Hiroto Hirata was discharged from the hospital before Shin’ichi Yamamoto arrived in Hawaii, but he still had not completely recovered his health. On April 10, Mr. Hirata went to Honolulu Airport to welcome Shin’ichi. …

“Sensei!” Mr. Hirata shouted when he spotted Shin’ichi.

“Hello, there, Riki-san!” Shin’ichi said, calling out Mr. Hirata’s nickname as he hurried over to him and firmly shook his hand. Mr. Hirata, who had once weighed more than 220 pounds, was thin and frail looking. Embracing his friend, Shin’ichi said: “Riki-san, you mustn’t leave us yet! I was so worried. I’ve been chanting for you the whole time. But I’m glad you’re better. I’m so happy to see you.”

“Sensei …” was all Mr. Hirata could manage to say. … Momentarily rendered speechless with emotion, tears started to fall from his eyes.

Smiling warmly, Shin’ichi said to him: “Riki-san, everything comes down to chanting Nam-myoho-renge-kyo. This is the time for you to overcome your karma through faith and wholeheartedly resolve to dedicate your life to kosen-rufu.
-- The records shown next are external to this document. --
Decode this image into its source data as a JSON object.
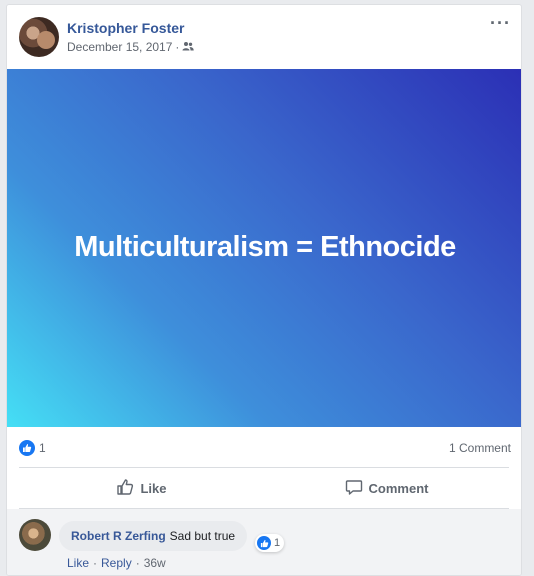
{
  "post": {
    "author": "Kristopher Foster",
    "date": "December 15, 2017",
    "separator": "·",
    "audience_icon": "friends-icon",
    "more_label": "···"
  },
  "banner": {
    "text": "Multiculturalism = Ethnocide",
    "colors": [
      "#2b2fb5",
      "#3e8fdb",
      "#45dff5"
    ]
  },
  "stats": {
    "like_count": "1",
    "comment_count": "1 Comment"
  },
  "actions": {
    "like_label": "Like",
    "comment_label": "Comment"
  },
  "comment": {
    "author": "Robert R Zerfing",
    "text": "Sad but true",
    "reaction_count": "1",
    "like_label": "Like",
    "reply_label": "Reply",
    "separator": "·",
    "age": "36w"
  },
  "colors": {
    "link": "#365899",
    "like_blue": "#1877f2",
    "muted": "#606770"
  }
}
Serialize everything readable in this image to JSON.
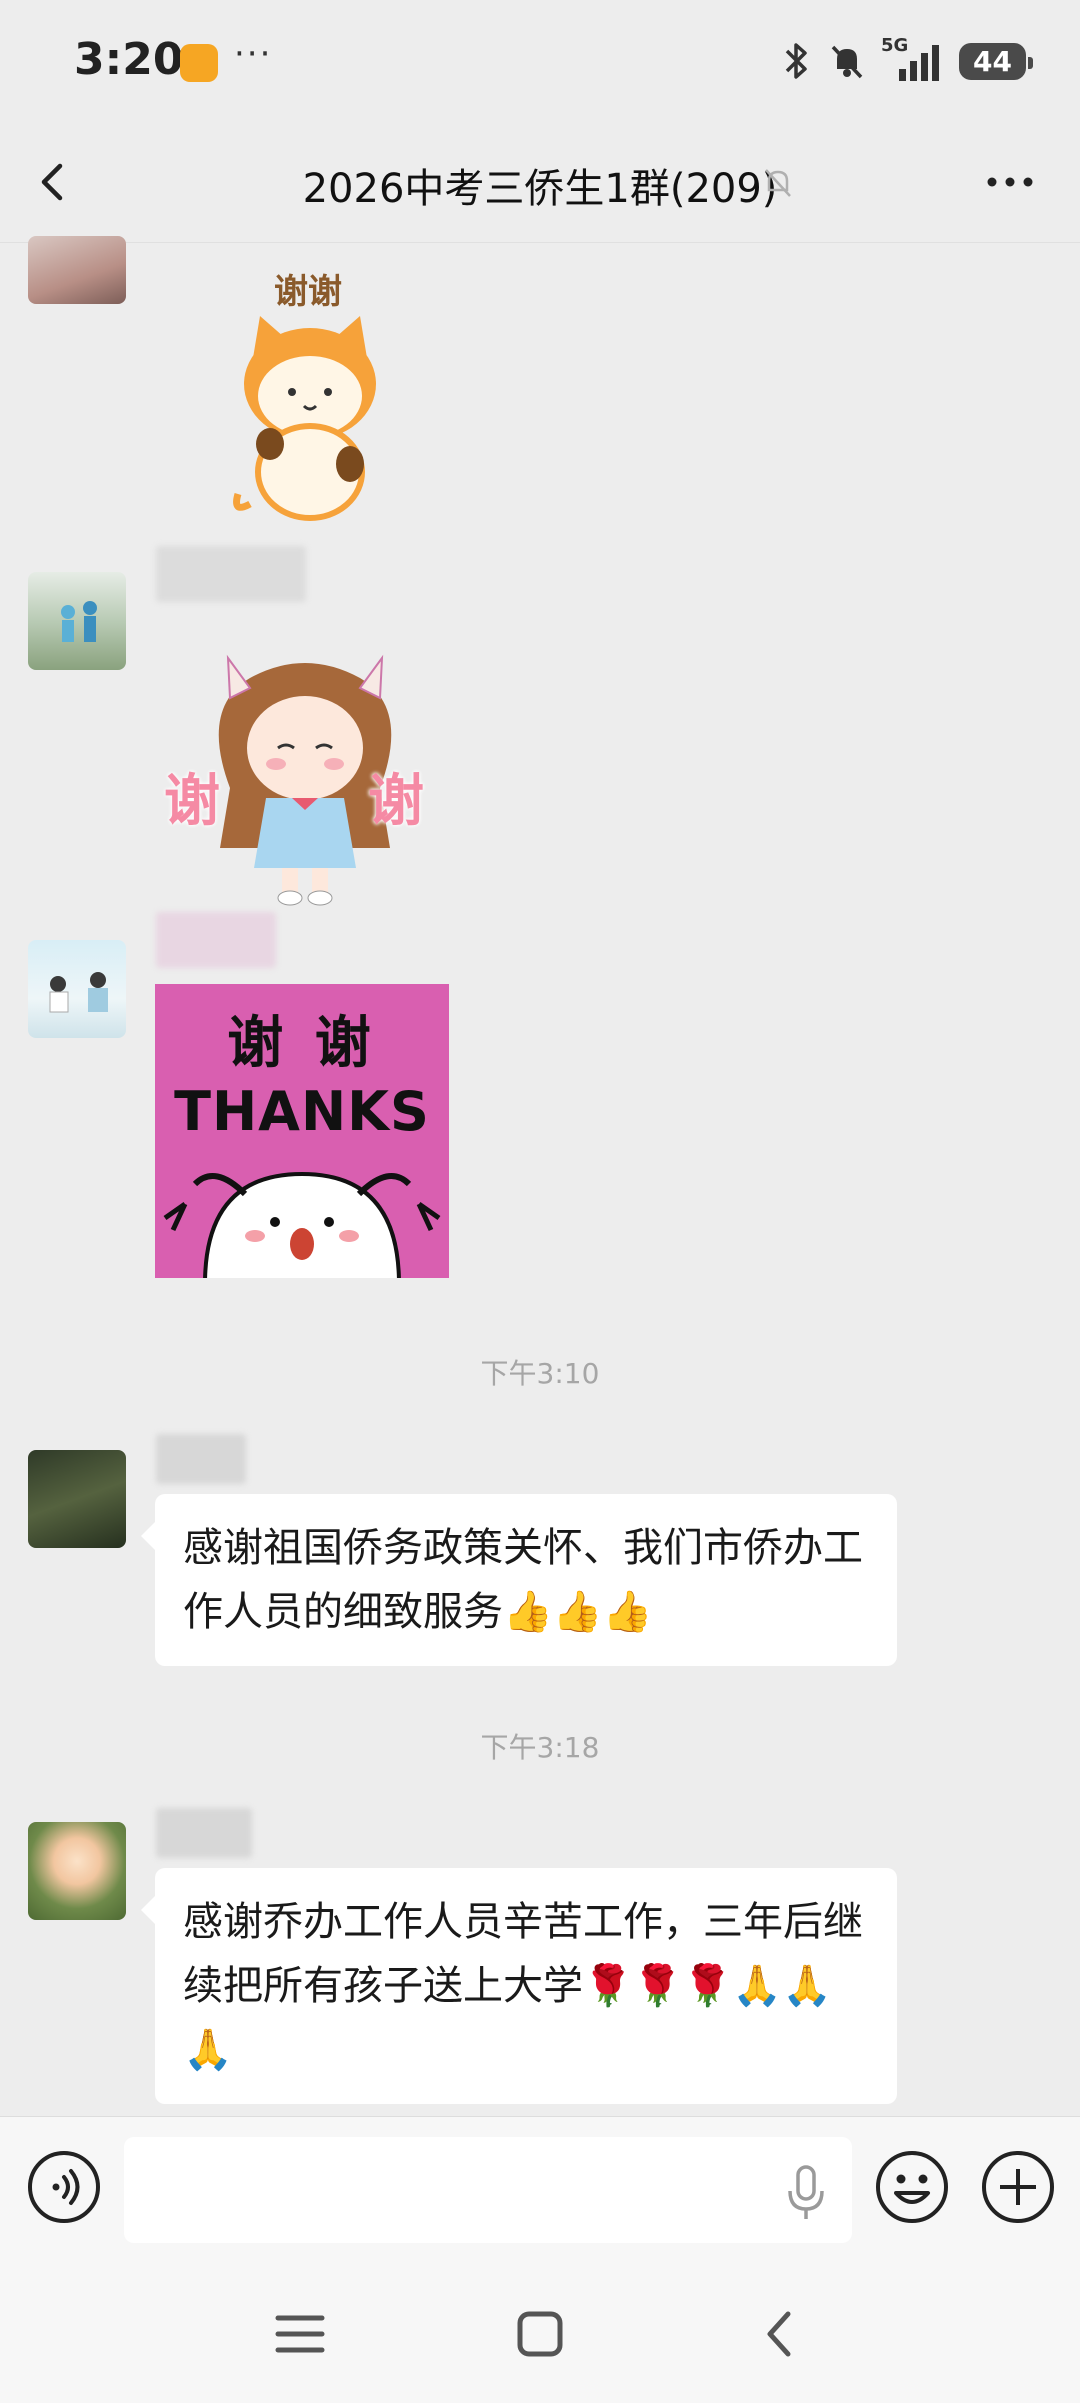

That will provide the momentum for changing your karma.”

When we make kosen-rufu our mission and strive for it with all our being, the great life force of a Bodhisattva of the Earth begins to pulse within us, enabling us to break the chains of karma. …

With tears streaming down his face, Mr. Hirata said: “I’m fine now. I’m sorry for causing you any worry. I’ll do my best. I’ll do my very best, I promise.”

Dressed in muumuus and aloha shirts, the other Hawaii members stood watching as Shin’ichi encouraged Mr. Hirata, their eyes also filled with tears. They were all deeply moved to witness Shin’ichi’s concern for one of them, realizing that this was the realm of mentor and disciple in the Soka Gakkai. Through Shin’ichi’s behavior they learned the essence of this profound relationship in Buddhism. (NHR-19, 228–30)

Key Passage

Kosen-rufu is another name for realizing lasting peace. Efforts to rebuild the Soka Gakkai in the aftermath of World War II stemmed from Josei Toda’s resolute determination to eradicate war. As such, praying and striving for peace is the essential spirit of the Soka Gakkai. (NHR-19, 231)

Volume 19: Chapter Two—Song of Triumph

Volume 19: Chapter Four—Treasure Tower